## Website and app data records
☆ ☆ ☆ ☆

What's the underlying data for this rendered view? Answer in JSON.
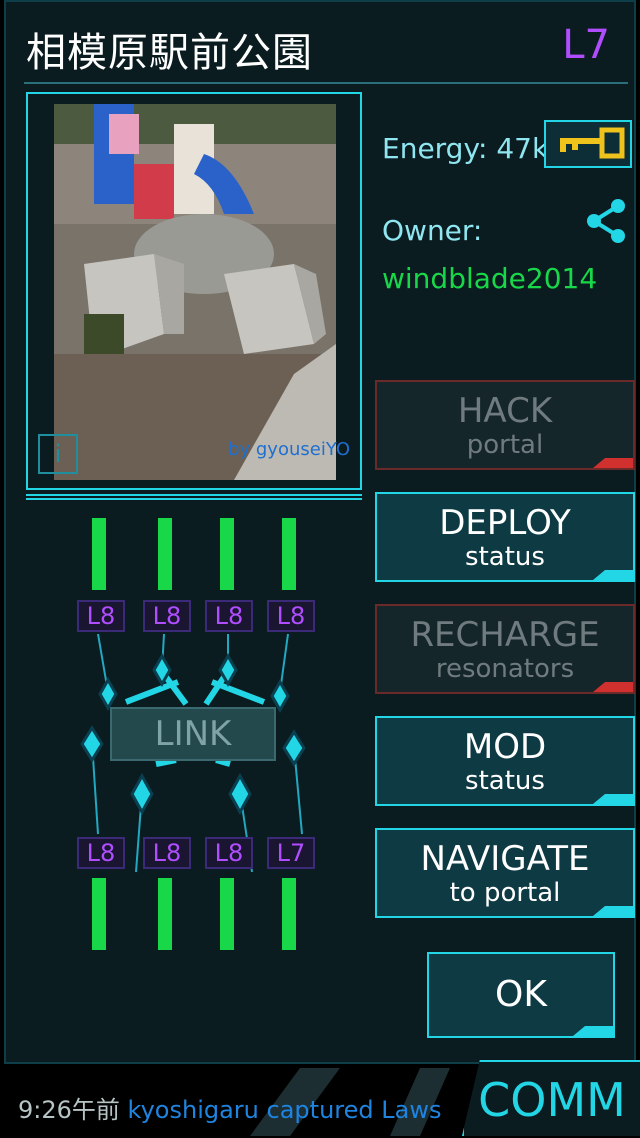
{
  "portal": {
    "title": "相模原駅前公園",
    "level": "L7",
    "photo_credit": "by gyouseiYO",
    "info_label": "i"
  },
  "details": {
    "energy_label": "Energy:",
    "energy_value": "47k",
    "owner_label": "Owner:",
    "owner_name": "windblade2014"
  },
  "actions": [
    {
      "title": "HACK",
      "subtitle": "portal",
      "enabled": false
    },
    {
      "title": "DEPLOY",
      "subtitle": "status",
      "enabled": true
    },
    {
      "title": "RECHARGE",
      "subtitle": "resonators",
      "enabled": false
    },
    {
      "title": "MOD",
      "subtitle": "status",
      "enabled": true
    },
    {
      "title": "NAVIGATE",
      "subtitle": "to portal",
      "enabled": true
    }
  ],
  "ok_label": "OK",
  "link_label": "LINK",
  "resonators_top": [
    "L8",
    "L8",
    "L8",
    "L8"
  ],
  "resonators_bottom": [
    "L8",
    "L8",
    "L8",
    "L7"
  ],
  "comm": {
    "time": "9:26午前",
    "user": "kyoshigaru",
    "text": "captured Laws",
    "button_label": "COMM"
  },
  "colors": {
    "accent": "#22d6e6",
    "owner_green": "#18d84a",
    "level_purple": "#b04dff",
    "disabled_red": "#d0302e"
  }
}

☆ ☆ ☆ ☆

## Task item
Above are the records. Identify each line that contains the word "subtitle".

## Answer section
      "subtitle": "portal",
      "subtitle": "status",
      "subtitle": "resonators",
      "subtitle": "status",
      "subtitle": "to portal",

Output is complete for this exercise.